If God can forgive someone, so can I.” The orphan was placed with a foster family in Croydon – a Caribbean couple with whom he lived until the age of 17, and with whom he’s still in touch. “They’ve really played a big part in my career,” says Moses. “They’re the people who are always there for me, encouraging me to make sure I’m heading in the right direction. Sometimes when you go out on loan, you don’t feel quite right – but they’re always there, ringing on the phone, encouraging you.” Football also played an important role in helping him settle into his new home. He was capable of doing things with a ball that no one in the parks of south London had seen before. Moses was 13 when he got his first proper taste of organised football. “I was in the park, playing football with a couple of mates,” he remembers. “There was a team that was training, and the manager saw me from a distance and called me over.” The team was a Sunday league youth outfit called Cosmos 90 FC.
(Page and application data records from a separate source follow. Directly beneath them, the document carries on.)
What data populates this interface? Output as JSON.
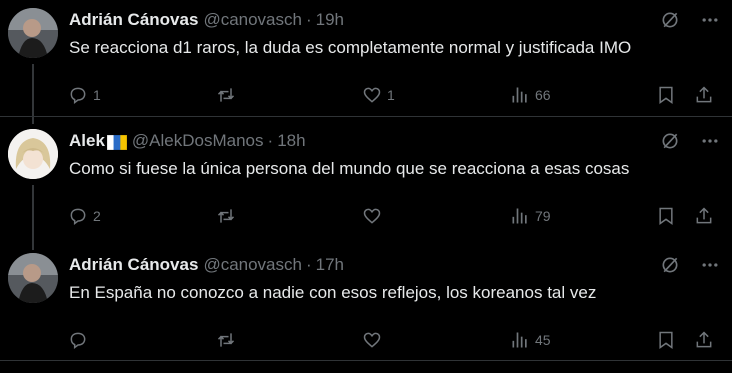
{
  "tweets": [
    {
      "name": "Adrián Cánovas",
      "handle": "@canovasch",
      "time": "19h",
      "text": "Se reacciona d1 raros, la duda es completamente normal y justificada IMO",
      "replies": "1",
      "retweets": "",
      "likes": "1",
      "views": "66"
    },
    {
      "name": "Alek",
      "handle": "@AlekDosManos",
      "time": "18h",
      "text": "Como si fuese la única persona del mundo que se reacciona a esas cosas",
      "replies": "2",
      "retweets": "",
      "likes": "",
      "views": "79"
    },
    {
      "name": "Adrián Cánovas",
      "handle": "@canovasch",
      "time": "17h",
      "text": "En España no conozco a nadie con esos reflejos, los koreanos tal vez",
      "replies": "",
      "retweets": "",
      "likes": "",
      "views": "45"
    }
  ],
  "colors": {
    "text": "#e7e9ea",
    "muted": "#71767b",
    "background": "#000000"
  },
  "icons": [
    "reply-icon",
    "retweet-icon",
    "like-icon",
    "views-icon",
    "bookmark-icon",
    "share-icon",
    "grok-icon",
    "more-icon"
  ]
}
Moses scored eight goals for them on his debut, from centre-half. He was quick, strong and flamboyant on the pitch. On one occasion, the mother of a goalkeeper who he had humiliated with a nutmeg and a chip in quick succession ran on to the pitch and started hitting him with her handbag. Word spread quickly, and soon a couple of hundred people would be turning up to watch him. “Crystal Palace must have heard about me,” says Moses. “They sent a scout to come and watch me; the scout came and said: ‘I want you to come to Palace for a trial.’ I went there, and the rest is history.” Palace pulled the strings for Moses to attend the prestigious Whitgift School in Croydon, and his exploits for their team made national news when he scored all five goals in the FA Youth Cup final against a school from Grimsby, whose red kit inspired the headline: ‘Holy Moses – Wonder Player Parts Red Sea’. Football was easy for him back then, an exhibition.
Off the pitch he was insular, traumatised – at Palace they say he barely spoke for the first two years he was there. But on it, he was one of the best players they had ever seen, destined for bigger things, and a natural showman. He remembers trying to score from the byline in one game, “to try and do something different”. “The ball actually went in,” he explains. “Everyone else was thinking: ‘How did he do that? How did he do that?’” Finally, after years of frustration on the Chelsea fringes, or out on loan – that talent is being realised at the top level. His life has been shaped by tragedy, but not controlled by it. Instead, Moses is driven by fortune, forgiveness and faith. He has kept on rolling the dice.